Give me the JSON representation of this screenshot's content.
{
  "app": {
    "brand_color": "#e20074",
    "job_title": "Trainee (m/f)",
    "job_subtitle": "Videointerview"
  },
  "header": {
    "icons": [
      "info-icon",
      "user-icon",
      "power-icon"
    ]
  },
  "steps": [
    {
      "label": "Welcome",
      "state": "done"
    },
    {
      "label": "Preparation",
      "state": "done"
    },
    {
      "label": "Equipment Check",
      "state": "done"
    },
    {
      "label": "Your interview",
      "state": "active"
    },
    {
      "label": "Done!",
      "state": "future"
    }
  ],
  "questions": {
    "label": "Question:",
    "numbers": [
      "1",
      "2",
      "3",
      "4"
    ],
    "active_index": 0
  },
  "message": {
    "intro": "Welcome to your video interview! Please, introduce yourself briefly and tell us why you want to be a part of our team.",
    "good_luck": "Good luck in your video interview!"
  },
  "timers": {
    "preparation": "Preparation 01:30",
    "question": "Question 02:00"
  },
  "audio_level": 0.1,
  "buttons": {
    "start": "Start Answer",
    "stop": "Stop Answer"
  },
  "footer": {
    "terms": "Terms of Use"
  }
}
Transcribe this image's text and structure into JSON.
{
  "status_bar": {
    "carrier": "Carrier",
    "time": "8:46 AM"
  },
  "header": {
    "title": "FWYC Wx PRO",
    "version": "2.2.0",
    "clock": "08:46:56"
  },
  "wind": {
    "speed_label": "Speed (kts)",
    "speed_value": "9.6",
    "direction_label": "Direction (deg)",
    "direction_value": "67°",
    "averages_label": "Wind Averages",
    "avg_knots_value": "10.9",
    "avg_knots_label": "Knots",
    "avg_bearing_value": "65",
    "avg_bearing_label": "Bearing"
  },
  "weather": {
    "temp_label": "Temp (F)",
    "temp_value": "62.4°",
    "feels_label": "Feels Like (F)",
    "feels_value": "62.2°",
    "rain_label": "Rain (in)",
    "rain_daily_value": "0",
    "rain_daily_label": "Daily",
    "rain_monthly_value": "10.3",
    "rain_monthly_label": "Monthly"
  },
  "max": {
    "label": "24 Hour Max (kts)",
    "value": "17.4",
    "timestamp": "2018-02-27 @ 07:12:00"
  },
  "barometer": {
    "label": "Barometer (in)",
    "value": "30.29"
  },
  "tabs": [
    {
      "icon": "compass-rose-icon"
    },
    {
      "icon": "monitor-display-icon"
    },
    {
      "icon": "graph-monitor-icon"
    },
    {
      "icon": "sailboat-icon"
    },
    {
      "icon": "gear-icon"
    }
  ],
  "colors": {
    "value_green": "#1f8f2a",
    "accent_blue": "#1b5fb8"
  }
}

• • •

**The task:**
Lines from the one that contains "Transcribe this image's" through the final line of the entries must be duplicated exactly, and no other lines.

**Response:**
Transcribe this image's text and structure into JSON.
{
  "status_bar": {
    "carrier": "Carrier",
    "time": "8:46 AM"
  },
  "header": {
    "title": "FWYC Wx PRO",
    "version": "2.2.0",
    "clock": "08:46:56"
  },
  "wind": {
    "speed_label": "Speed (kts)",
    "speed_value": "9.6",
    "direction_label": "Direction (deg)",
    "direction_value": "67°",
    "averages_label": "Wind Averages",
    "avg_knots_value": "10.9",
    "avg_knots_label": "Knots",
    "avg_bearing_value": "65",
    "avg_bearing_label": "Bearing"
  },
  "weather": {
    "temp_label": "Temp (F)",
    "temp_value": "62.4°",
    "feels_label": "Feels Like (F)",
    "feels_value": "62.2°",
    "rain_label": "Rain (in)",
    "rain_daily_value": "0",
    "rain_daily_label": "Daily",
    "rain_monthly_value": "10.3",
    "rain_monthly_label": "Monthly"
  },
  "max": {
    "label": "24 Hour Max (kts)",
    "value": "17.4",
    "timestamp": "2018-02-27 @ 07:12:00"
  },
  "barometer": {
    "label": "Barometer (in)",
    "value": "30.29"
  },
  "tabs": [
    {
      "icon": "compass-rose-icon"
    },
    {
      "icon": "monitor-display-icon"
    },
    {
      "icon": "graph-monitor-icon"
    },
    {
      "icon": "sailboat-icon"
    },
    {
      "icon": "gear-icon"
    }
  ],
  "colors": {
    "value_green": "#1f8f2a",
    "accent_blue": "#1b5fb8"
  }
}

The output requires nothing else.